Of all the Webtops I tried, ajaxWindows is the one that most closely emulates Windows (with Startforce coming in a close second).
The ajaxWindows desktop automatically opens up in full-screen mode, but its in-environment Web browser leaves a lot to be desired. Instead of opening up new pages within the virtual computer, ajaxWindows kept directing me to a new browser window. But I couldn't see the new window outside the ajax environment, because the Webtop was in full-screen mode. Redirecting Web pages outside the environment is a common problem in Webtops.
ajaxWindows has its own applications for presentations and word processing, but nothing for spreadsheets. If you don't want to use ajax's Web apps, you can use quick-launch icons to access your Google and Zoho documents outside of the virtual computer.
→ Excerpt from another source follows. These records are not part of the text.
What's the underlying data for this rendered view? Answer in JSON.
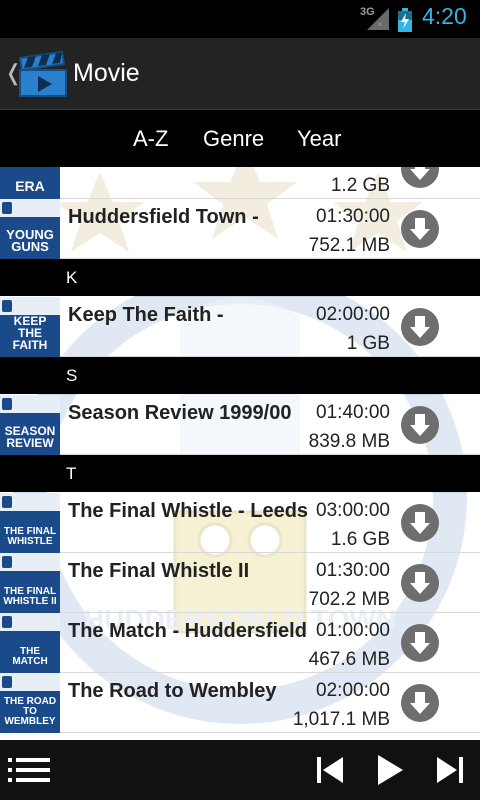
{
  "status_bar": {
    "network": "3G",
    "time": "4:20"
  },
  "action_bar": {
    "title": "Movie",
    "icons": [
      "back-chevron-icon",
      "clapperboard-icon"
    ]
  },
  "tabs": [
    {
      "label": "A-Z"
    },
    {
      "label": "Genre"
    },
    {
      "label": "Year"
    }
  ],
  "sections": [
    {
      "label": "K"
    },
    {
      "label": "S"
    },
    {
      "label": "T"
    }
  ],
  "rows": [
    {
      "thumb_text": "ERA",
      "title": "",
      "duration": "",
      "size": "1.2 GB"
    },
    {
      "thumb_text": "YOUNG GUNS",
      "title": "Huddersfield Town -",
      "duration": "01:30:00",
      "size": "752.1 MB"
    },
    {
      "thumb_text": "KEEP THE FAITH",
      "title": "Keep The Faith -",
      "duration": "02:00:00",
      "size": "1 GB"
    },
    {
      "thumb_text": "SEASON REVIEW",
      "title": "Season Review 1999/00",
      "duration": "01:40:00",
      "size": "839.8 MB"
    },
    {
      "thumb_text": "THE FINAL WHISTLE",
      "title": "The Final Whistle - Leeds",
      "duration": "03:00:00",
      "size": "1.6 GB"
    },
    {
      "thumb_text": "THE FINAL WHISTLE II",
      "title": "The Final Whistle II",
      "duration": "01:30:00",
      "size": "702.2 MB"
    },
    {
      "thumb_text": "THE MATCH",
      "title": "The Match - Huddersfield",
      "duration": "01:00:00",
      "size": "467.6 MB"
    },
    {
      "thumb_text": "THE ROAD TO WEMBLEY",
      "title": "The Road to Wembley",
      "duration": "02:00:00",
      "size": "1,017.1 MB"
    }
  ],
  "watermark_text": "HUDDERSFIELD TOWN",
  "bottom_bar": {
    "icons": [
      "list-menu-icon",
      "skip-previous-icon",
      "play-icon",
      "skip-next-icon"
    ]
  },
  "colors": {
    "accent": "#33b5e5",
    "action_bar": "#232323",
    "crest_blue": "#1a4a8a"
  }
}
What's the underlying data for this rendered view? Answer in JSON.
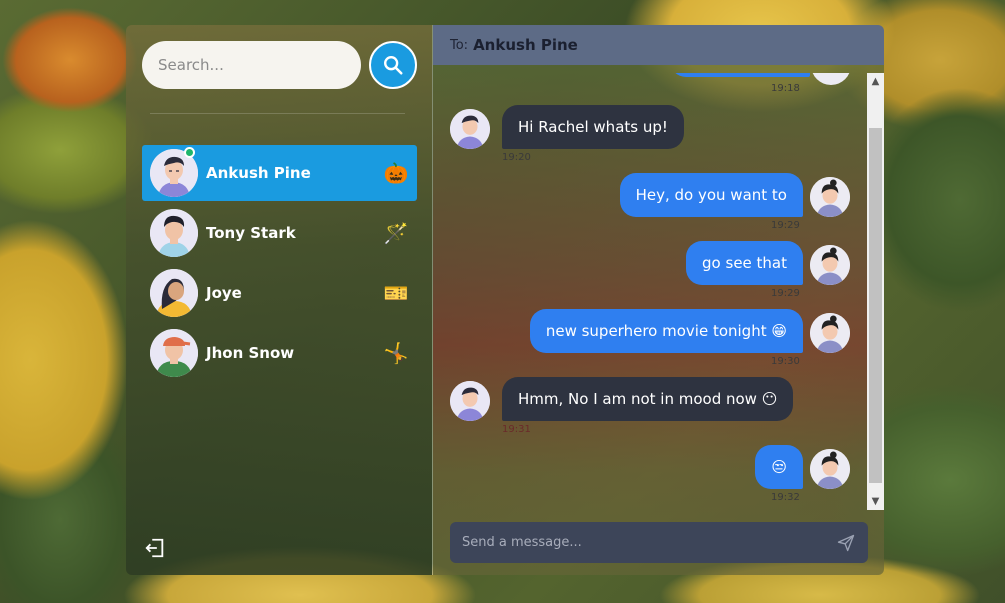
{
  "search": {
    "placeholder": "Search..."
  },
  "contacts": [
    {
      "name": "Ankush Pine",
      "emoji": "🎃",
      "active": true,
      "online": true
    },
    {
      "name": "Tony Stark",
      "emoji": "🪄",
      "active": false,
      "online": false
    },
    {
      "name": "Joye",
      "emoji": "🎫",
      "active": false,
      "online": false
    },
    {
      "name": "Jhon Snow",
      "emoji": "🤸",
      "active": false,
      "online": false
    }
  ],
  "chat": {
    "to_label": "To:",
    "recipient": "Ankush Pine",
    "messages": [
      {
        "direction": "out",
        "text": "",
        "time": "19:18"
      },
      {
        "direction": "in",
        "text": "Hi Rachel whats up!",
        "time": "19:20"
      },
      {
        "direction": "out",
        "text": "Hey, do you want to",
        "time": "19:29"
      },
      {
        "direction": "out",
        "text": "go see that",
        "time": "19:29"
      },
      {
        "direction": "out",
        "text": "new superhero movie tonight 😁",
        "time": "19:30"
      },
      {
        "direction": "in",
        "text": "Hmm, No I am not in mood now 😶",
        "time": "19:31"
      },
      {
        "direction": "out",
        "text": "😒",
        "time": "19:32"
      }
    ],
    "composer_placeholder": "Send a message..."
  },
  "colors": {
    "accent": "#1a9be0",
    "outgoing": "#2f7ff0",
    "incoming": "#2e3340",
    "header": "#5d6b86"
  }
}
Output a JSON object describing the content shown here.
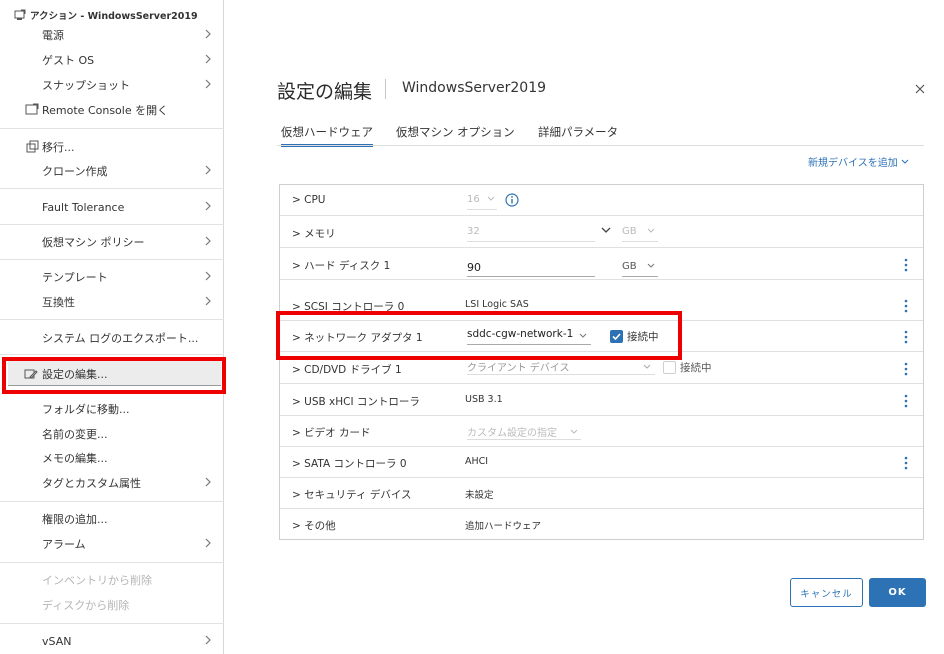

The Webtop will also automatically sign you up for 1GB of free storage with Box.net, computer-to-cloud syncing with SyncWizard. For music you get a free MP3 storage locker from MP3tunes. Ajax's MP3 player then uses your files stored with MP3tunes to play music in the Webtop environment.
Although Ajax Windows signs you up for these storage services, you will have to log in the first time you use them. AjaxWindows also comes with customizable desktop widgets.
Pros: 1GB of free storage; uses Meebo as IM client to support wide range of IM protocols; integrated with other services including box.net for storage and MP3 locker for music storage. Ajax-branded productivity software, and quick-launch access to Google and Zoho services.
Cons: Poorly designed Web browser; no in-environment support for spreadsheets; plug-in required for Internet Explorer.
Tip: Internet Explorer users are required to download a plug-in for ajaxWindows to work. Use Firefox instead.
We've spent most of this article focusing on Webtops that take you to the cloud. Prism Mozilla, on the other hand, does exactly the reverse and brings the cloud to your desktop. Prism is a Mozilla Labs experiment, available as a stand-alone program or as a Firefox add-on that allows you to create local Web apps on your personal computer's desktop. I tried out Prism by creating local versions of Gmail, Meebo, and Google Docs applications. The applications can be placed as an icon on your desktop or in other locations on your system, depending on your OS. With Prism, your choices of applications are virtually limitless; as such they would work well for Linux or Windows users with empty systems who want to opt for Web apps instead of open-source or commercial software.
I was disappointed with Prism, however, because I'd hoped to create Web apps I could put on a thumb drive and port around to whatever system I happened to be in front of. Unfortunately, at the moment Prism isn't designed to do that, and I don't know of any other services that are. But if Mozilla could figure out a way to have Prism create quick-launch apps of your favorite Web sites and services that you could carry with you, Prism would be a more relevant and usable system than it is right now.
Pros: Fast access to your Web apps without opening a browser; acts and feels like a desktop application.
Cons: Using too many Web apps at once can put a drain on your processing power. Not an entirely practical solution when so many other online services are available.